> Task details
Look through the records below, and copy out every line that holds the string "open".

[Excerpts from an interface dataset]
------------------------------------------------------------------------

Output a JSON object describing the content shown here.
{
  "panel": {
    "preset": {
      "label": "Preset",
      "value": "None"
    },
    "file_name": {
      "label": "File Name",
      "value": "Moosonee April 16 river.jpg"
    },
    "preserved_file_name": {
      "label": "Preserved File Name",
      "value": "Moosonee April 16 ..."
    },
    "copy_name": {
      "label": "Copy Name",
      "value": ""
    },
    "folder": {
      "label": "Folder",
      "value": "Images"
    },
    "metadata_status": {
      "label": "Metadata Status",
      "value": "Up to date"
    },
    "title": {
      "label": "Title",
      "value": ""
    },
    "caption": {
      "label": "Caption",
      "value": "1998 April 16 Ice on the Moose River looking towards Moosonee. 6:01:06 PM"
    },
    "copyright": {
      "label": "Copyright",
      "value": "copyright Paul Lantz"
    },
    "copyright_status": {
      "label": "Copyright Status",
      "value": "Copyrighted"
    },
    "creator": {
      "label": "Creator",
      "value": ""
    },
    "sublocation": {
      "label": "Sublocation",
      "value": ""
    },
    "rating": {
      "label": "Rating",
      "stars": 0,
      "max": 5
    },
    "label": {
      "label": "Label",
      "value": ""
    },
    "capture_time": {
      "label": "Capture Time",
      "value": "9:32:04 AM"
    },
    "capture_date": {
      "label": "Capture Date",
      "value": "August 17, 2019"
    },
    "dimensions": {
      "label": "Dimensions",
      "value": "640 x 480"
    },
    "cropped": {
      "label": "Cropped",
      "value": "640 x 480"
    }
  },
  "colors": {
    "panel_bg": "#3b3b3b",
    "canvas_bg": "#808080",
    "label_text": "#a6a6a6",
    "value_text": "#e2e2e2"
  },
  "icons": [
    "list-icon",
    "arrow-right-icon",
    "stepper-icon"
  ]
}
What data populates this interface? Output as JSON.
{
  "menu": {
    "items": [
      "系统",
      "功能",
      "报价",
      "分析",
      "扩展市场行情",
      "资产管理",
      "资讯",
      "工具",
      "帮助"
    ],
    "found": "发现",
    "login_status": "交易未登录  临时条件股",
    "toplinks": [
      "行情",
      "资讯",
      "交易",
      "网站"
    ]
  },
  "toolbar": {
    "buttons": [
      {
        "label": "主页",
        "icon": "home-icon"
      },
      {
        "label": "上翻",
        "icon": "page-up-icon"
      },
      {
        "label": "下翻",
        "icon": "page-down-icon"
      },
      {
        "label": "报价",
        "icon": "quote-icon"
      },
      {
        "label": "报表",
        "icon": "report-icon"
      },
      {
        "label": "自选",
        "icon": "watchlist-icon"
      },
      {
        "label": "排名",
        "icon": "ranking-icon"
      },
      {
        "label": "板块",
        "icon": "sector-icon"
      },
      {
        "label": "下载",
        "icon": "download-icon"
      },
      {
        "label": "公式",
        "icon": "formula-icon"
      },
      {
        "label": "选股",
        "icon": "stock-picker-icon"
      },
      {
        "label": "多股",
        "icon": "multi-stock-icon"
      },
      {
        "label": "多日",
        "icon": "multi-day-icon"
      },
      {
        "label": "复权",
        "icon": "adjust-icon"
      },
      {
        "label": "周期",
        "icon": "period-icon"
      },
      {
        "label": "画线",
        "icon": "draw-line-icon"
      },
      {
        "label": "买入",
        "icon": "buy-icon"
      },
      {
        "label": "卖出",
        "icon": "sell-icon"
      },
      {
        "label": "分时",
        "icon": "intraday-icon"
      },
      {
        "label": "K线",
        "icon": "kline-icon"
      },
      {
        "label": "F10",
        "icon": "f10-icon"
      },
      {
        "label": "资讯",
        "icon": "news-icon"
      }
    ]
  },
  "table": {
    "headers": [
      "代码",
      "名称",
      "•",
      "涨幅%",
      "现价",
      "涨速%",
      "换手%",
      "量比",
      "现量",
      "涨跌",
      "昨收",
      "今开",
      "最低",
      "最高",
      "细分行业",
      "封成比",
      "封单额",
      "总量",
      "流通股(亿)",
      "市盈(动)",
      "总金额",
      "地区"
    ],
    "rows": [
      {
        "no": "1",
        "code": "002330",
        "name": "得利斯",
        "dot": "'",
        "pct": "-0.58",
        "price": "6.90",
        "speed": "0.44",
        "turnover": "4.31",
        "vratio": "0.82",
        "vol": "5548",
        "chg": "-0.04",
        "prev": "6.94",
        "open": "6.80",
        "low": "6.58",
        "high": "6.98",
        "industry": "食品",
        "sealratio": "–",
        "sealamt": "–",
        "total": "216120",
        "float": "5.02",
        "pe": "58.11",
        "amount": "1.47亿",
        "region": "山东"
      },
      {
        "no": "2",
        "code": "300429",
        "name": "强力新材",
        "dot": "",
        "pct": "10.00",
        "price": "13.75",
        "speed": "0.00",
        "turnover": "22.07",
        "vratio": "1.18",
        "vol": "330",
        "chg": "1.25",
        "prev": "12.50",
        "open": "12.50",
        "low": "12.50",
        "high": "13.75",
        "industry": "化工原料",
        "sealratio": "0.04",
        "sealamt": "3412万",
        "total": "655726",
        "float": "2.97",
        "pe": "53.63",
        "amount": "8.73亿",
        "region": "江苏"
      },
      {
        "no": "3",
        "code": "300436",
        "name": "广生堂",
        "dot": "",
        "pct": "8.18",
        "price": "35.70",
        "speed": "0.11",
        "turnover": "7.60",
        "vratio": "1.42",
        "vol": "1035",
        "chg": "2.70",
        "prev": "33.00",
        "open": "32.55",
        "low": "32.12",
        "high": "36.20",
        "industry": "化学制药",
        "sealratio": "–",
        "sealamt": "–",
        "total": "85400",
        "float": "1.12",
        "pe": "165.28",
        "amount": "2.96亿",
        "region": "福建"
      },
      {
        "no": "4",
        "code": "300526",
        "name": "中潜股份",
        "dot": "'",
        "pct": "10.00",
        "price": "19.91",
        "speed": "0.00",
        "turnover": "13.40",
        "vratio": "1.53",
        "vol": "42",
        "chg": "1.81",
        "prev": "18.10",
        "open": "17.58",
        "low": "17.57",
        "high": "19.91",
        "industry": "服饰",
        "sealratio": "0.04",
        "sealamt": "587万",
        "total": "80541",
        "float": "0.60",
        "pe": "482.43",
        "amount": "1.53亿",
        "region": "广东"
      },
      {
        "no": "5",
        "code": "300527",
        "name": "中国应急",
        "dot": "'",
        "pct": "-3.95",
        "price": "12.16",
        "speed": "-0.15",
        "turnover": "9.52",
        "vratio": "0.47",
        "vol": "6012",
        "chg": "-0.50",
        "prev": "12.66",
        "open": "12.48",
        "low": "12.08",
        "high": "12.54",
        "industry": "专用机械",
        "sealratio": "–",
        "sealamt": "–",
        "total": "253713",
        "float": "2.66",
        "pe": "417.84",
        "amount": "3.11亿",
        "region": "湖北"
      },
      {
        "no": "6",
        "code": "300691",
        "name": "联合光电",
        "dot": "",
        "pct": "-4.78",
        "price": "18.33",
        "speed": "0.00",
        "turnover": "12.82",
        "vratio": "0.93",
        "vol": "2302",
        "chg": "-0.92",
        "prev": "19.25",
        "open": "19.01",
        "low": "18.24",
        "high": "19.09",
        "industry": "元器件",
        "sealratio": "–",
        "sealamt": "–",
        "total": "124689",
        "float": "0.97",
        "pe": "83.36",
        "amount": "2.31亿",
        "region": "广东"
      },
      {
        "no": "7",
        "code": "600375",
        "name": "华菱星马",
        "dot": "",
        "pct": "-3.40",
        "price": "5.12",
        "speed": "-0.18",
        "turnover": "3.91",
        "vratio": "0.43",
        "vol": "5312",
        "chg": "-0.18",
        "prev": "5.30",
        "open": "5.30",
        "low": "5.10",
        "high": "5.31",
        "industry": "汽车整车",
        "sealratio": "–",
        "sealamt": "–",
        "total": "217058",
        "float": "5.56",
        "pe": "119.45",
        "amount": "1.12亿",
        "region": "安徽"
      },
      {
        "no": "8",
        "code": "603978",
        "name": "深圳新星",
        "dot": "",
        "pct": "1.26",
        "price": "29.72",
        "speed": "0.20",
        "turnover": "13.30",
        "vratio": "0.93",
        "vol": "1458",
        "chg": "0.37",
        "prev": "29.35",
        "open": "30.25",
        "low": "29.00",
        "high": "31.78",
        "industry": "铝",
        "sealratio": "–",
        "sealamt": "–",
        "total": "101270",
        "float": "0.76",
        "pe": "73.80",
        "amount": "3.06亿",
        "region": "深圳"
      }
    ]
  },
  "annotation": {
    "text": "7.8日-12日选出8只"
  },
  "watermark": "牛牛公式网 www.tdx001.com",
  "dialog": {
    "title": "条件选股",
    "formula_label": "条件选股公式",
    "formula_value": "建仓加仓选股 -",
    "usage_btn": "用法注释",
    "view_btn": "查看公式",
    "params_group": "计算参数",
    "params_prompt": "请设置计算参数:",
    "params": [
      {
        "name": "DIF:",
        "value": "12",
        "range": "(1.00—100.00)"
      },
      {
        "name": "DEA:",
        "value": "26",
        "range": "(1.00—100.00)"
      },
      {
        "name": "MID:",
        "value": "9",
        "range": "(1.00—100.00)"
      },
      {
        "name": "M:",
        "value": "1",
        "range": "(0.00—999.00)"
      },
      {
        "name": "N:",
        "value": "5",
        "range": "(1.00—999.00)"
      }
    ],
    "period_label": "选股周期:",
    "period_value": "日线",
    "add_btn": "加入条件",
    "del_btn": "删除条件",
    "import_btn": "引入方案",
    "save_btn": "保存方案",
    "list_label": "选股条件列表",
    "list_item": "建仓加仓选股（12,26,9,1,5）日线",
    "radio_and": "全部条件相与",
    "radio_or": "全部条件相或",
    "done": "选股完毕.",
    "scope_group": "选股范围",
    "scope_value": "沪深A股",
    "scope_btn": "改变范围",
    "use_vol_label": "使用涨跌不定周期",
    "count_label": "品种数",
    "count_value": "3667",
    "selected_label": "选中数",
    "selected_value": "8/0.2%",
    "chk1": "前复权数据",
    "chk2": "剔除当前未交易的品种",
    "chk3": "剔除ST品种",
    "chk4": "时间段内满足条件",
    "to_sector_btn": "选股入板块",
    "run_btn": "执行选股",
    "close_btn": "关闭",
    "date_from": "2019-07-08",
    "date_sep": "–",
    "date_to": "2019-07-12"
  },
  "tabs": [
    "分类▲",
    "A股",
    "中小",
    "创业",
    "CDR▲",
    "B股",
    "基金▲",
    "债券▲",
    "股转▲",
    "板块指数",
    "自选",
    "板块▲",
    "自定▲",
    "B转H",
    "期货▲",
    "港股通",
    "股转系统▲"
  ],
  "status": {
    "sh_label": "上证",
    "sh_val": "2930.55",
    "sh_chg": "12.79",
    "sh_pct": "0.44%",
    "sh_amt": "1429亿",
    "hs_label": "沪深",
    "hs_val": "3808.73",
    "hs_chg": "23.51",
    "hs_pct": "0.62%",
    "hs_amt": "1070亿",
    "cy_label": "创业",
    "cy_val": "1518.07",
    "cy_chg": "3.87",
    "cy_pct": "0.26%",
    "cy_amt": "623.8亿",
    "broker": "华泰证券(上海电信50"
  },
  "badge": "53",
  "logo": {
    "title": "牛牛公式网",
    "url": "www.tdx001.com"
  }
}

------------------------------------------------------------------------

> The answer
        "open": "6.80",
        "open": "12.50",
        "open": "32.55",
        "open": "17.58",
        "open": "12.48",
        "open": "19.01",
        "open": "5.30",
        "open": "30.25",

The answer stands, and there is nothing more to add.